“Place your hands firmly against the wall, middle fingers pointing up, fingers well spread. Place your feet under your hips. Find your distance. Using the pressure of your hands on the wall, turn the inside of your forearms downward while at the same time spinning your triceps in. Open your elbows.
“Now, maintaining that action, stretch back through your hips. Elongate your spine and make your back straight.”
Suddenly the teacher’s voice changes. The zen is gone; it’s time to get serious: “Ok. Hold that. I’m coming around with a stick to let you feel how straight your back is – or isn’t.”
I hold and breathe. In and out. In and out. Spin here, stretch there, stay straight, hold…
I have been practicing yoga for 15 years or so. There have been times that I couldn’t get myself to classes regularly but still practiced at home (hello, year in France) , and others where I couldn’t even practice at home regularly (I’m looking at you, baby #2), but I still count about 15 years.
I love yoga. I find both peace and challenge in my classes, some space that I can’t create when I’m not stretching my body and concentrating on my breath. Yoga is one of my mainstays.
And yet, second semester last year, I just couldn’t do it anymore. I was tired and stressed out and my body ached. These are all the reasons a person SHOULD go to yoga, but I ended up not going, and I was the worse for it. this year I decided to recommit. I hired a girl down the street to pick the kids up after school on Wednesdays and enlisted my husband to get home a little earlier.
Excited, I went online to sign up for my class. The scheduled loaded and I was suddenly paralyzed: My class is level 2/3 at 7:30, but at 5:45 there was a level 1 class.
Yoga teachers often talk about going back to the basics, about how there really is no level 2 or 3. There are just the poses, our body and our breath.
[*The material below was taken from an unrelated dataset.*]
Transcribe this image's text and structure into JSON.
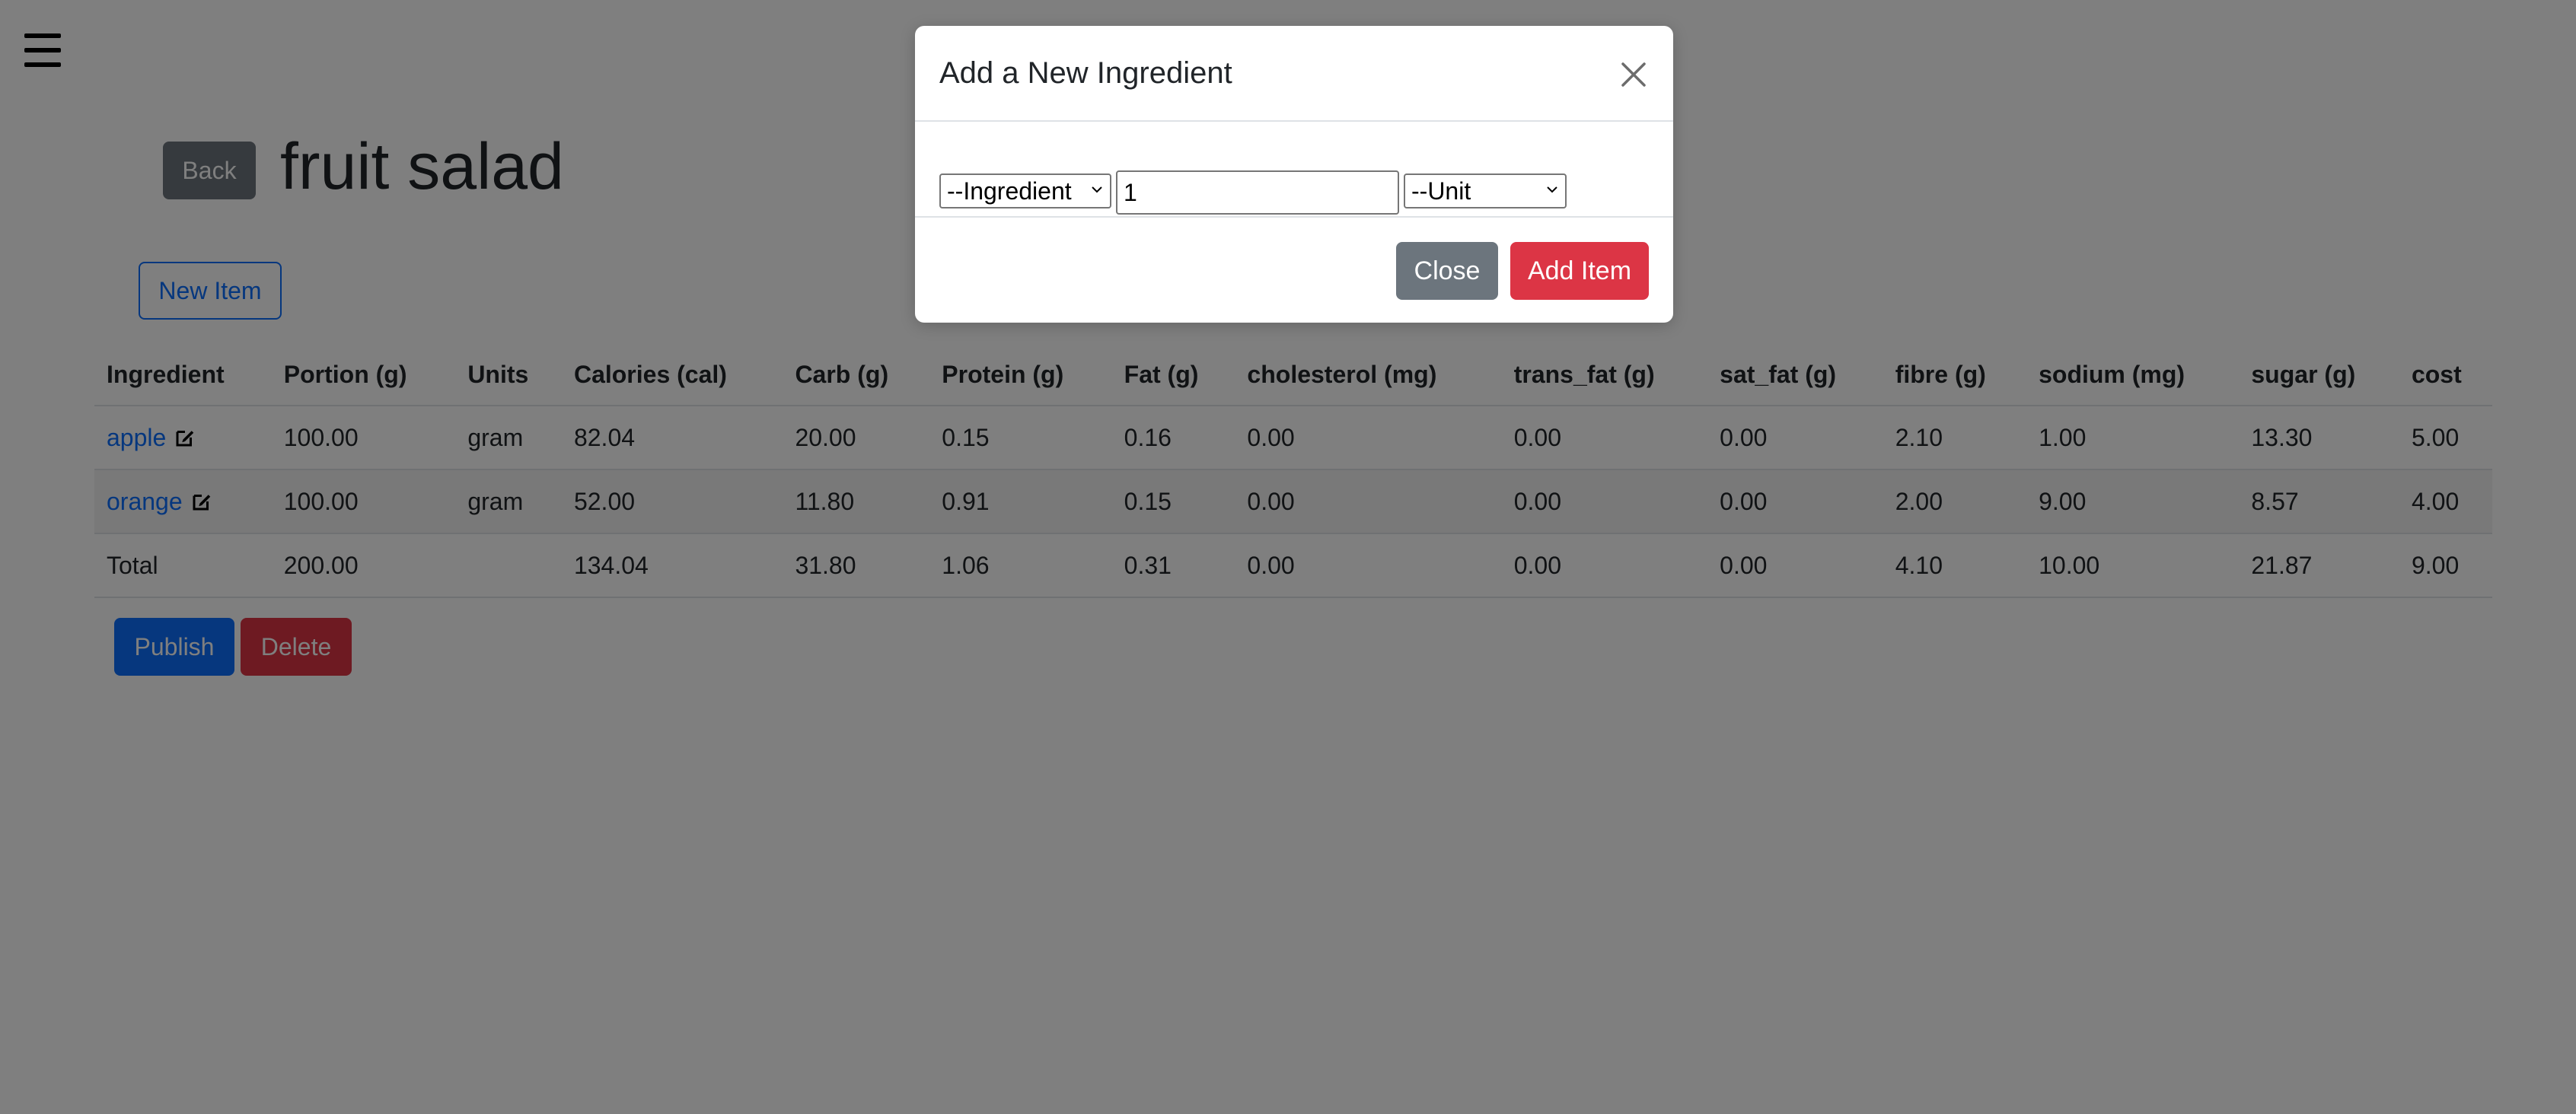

Teachers remind us that even an experienced practitioner can learn from a level 1 class. After all, despite appearances, the challenge in yoga is mostly internal. Still, level 1 after 15 years? What would I learn? Was I just looking for the easy way out? I stared at the schedule for a long moment, and I signed up for level 1.
The first two classes have been both freeing and challenging. Even the simplest of instructions have nuances, and now I hear the teacher’s instructions anew. Concentrating on the foundation of poses I’ve been doing for years is helping me make changes that I never dared to in my other classes. I don’t cut corners to get into complex poses because I’m busy working on all the tiny complexities of the basic poses. Plus, in level 1, cheating shows. My teacher might not comment on a lifted heel when every other bit of me is twisted into a new space, but there’s nowhere to hide when I’m working on Uttihita Trikonasa (Triangle Pose) or Virabhadrasana 2 (Warrior 2).
Level 1 means I’m letting go of expectations about what I should or shouldn’t be able to do and accepting what my body can actually do. It means admitting that there are things I’ve been faking for years. It means practicing concentrating on myself and not others. (I stink at this, in case you’re wondering). As it turns out, level 1 is hard.
So I breathe in, I breathe out, and I grow. And I’m ready for the next class.